TASK INSTRUCTIONS
From the records beneath, determine how many lines contain "JSON" and report only that figure.

PROVIDED DATA
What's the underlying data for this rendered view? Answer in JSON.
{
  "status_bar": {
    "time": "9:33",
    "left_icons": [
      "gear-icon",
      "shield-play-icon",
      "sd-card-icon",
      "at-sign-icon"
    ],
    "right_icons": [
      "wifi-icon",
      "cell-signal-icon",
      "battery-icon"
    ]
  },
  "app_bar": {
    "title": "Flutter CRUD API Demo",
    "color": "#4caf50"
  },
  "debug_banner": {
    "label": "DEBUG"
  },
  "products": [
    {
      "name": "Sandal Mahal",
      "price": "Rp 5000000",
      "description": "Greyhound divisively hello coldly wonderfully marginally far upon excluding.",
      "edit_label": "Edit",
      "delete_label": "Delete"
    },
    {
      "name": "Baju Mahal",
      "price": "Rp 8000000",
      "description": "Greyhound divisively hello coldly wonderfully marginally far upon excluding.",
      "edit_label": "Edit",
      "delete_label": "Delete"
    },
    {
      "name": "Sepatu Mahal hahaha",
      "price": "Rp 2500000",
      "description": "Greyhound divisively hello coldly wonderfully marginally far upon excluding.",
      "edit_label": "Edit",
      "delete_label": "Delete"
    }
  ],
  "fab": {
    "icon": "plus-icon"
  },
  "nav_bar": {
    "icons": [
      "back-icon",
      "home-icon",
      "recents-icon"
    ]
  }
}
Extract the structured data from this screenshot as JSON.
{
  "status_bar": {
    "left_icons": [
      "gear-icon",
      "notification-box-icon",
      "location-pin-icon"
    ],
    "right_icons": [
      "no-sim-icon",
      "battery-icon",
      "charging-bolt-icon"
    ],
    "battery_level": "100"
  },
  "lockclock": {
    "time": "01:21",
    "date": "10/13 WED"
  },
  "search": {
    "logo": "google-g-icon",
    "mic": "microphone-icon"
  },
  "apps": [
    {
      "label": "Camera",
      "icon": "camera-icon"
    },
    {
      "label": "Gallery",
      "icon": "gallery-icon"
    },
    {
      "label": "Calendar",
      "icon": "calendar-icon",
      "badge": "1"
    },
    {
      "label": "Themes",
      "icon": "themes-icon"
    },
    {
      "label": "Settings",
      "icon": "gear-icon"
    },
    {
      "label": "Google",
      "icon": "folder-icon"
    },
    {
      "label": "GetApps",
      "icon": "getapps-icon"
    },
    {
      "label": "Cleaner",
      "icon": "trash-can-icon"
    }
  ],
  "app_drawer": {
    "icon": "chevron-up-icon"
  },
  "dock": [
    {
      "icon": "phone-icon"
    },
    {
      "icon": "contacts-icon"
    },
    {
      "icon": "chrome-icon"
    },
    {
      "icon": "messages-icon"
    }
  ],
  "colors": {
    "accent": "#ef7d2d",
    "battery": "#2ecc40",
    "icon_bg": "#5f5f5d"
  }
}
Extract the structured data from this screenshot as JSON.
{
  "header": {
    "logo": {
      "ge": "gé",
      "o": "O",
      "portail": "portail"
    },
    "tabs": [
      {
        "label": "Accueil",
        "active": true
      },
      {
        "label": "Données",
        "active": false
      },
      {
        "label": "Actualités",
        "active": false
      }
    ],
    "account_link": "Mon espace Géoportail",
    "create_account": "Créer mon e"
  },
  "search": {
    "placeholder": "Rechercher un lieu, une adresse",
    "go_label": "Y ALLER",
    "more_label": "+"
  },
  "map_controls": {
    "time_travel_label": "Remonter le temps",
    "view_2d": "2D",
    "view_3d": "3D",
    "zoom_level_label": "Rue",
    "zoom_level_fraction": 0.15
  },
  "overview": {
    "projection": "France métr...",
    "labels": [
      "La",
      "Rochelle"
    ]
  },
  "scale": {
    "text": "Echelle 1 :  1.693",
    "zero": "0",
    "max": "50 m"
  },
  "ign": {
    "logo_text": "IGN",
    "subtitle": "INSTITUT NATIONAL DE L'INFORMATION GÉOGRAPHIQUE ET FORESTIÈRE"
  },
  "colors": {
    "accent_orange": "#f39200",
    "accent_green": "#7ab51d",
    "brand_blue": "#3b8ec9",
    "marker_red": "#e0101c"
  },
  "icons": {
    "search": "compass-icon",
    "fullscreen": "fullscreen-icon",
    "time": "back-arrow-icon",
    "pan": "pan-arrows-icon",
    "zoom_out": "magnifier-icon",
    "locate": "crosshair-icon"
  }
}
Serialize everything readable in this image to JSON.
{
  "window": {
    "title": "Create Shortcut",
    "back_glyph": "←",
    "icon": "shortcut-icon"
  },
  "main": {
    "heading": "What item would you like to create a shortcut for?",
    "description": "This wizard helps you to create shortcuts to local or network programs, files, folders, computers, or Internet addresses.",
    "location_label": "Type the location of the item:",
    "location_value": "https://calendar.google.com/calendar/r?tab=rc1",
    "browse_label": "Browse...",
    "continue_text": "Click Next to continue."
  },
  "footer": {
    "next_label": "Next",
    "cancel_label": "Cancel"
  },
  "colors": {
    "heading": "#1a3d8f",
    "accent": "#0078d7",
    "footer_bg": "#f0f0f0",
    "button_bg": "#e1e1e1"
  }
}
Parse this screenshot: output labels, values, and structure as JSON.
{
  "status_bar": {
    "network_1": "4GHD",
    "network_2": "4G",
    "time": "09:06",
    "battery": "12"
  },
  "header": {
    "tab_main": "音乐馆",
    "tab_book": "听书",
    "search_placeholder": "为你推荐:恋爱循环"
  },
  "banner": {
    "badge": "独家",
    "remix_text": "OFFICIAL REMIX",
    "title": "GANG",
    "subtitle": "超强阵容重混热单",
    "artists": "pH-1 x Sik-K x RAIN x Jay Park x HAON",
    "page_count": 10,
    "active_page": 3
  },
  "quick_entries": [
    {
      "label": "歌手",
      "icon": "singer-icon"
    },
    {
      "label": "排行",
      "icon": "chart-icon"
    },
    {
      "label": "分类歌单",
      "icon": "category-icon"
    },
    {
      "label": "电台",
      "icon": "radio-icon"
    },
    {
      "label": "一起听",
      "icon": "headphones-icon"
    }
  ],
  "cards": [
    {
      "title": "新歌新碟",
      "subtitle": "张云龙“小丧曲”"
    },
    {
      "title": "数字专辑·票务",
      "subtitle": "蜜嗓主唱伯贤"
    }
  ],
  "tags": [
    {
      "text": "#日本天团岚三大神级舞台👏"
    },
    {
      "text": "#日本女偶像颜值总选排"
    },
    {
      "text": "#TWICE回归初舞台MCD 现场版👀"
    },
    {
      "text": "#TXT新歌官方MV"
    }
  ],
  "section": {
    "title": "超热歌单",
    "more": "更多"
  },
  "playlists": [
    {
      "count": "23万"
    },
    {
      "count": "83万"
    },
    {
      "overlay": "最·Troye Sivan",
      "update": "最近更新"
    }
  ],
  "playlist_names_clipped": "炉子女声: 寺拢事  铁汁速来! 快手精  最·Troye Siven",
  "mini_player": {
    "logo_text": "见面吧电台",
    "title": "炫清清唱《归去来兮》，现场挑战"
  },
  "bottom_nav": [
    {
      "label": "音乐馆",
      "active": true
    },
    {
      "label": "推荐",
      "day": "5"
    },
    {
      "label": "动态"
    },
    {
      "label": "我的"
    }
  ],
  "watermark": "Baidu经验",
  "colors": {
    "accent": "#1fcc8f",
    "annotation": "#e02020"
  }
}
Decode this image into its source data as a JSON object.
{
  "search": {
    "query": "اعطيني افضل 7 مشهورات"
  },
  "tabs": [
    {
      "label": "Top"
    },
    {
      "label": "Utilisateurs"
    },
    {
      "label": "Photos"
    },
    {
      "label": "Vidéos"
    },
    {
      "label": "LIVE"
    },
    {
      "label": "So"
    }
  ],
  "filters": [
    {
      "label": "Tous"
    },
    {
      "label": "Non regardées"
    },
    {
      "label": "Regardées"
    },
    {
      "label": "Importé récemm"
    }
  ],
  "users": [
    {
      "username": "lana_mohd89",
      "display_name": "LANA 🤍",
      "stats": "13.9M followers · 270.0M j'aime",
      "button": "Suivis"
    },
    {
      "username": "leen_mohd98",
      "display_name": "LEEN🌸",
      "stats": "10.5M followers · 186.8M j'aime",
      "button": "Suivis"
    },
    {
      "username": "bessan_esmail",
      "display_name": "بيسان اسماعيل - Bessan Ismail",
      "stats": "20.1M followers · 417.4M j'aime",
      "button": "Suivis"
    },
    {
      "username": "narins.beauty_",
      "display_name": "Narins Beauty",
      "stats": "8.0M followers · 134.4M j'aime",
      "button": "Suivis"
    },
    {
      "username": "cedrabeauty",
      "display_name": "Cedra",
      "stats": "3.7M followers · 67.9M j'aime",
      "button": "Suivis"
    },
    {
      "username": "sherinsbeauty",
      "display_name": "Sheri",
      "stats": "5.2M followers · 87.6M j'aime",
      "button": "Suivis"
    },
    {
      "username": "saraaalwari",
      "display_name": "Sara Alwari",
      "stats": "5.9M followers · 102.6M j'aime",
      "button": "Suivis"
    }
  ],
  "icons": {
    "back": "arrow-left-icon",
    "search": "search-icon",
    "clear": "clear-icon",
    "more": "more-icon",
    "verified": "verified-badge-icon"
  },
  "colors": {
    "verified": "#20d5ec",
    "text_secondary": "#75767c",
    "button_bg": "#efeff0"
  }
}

WRITTEN ANSWER
6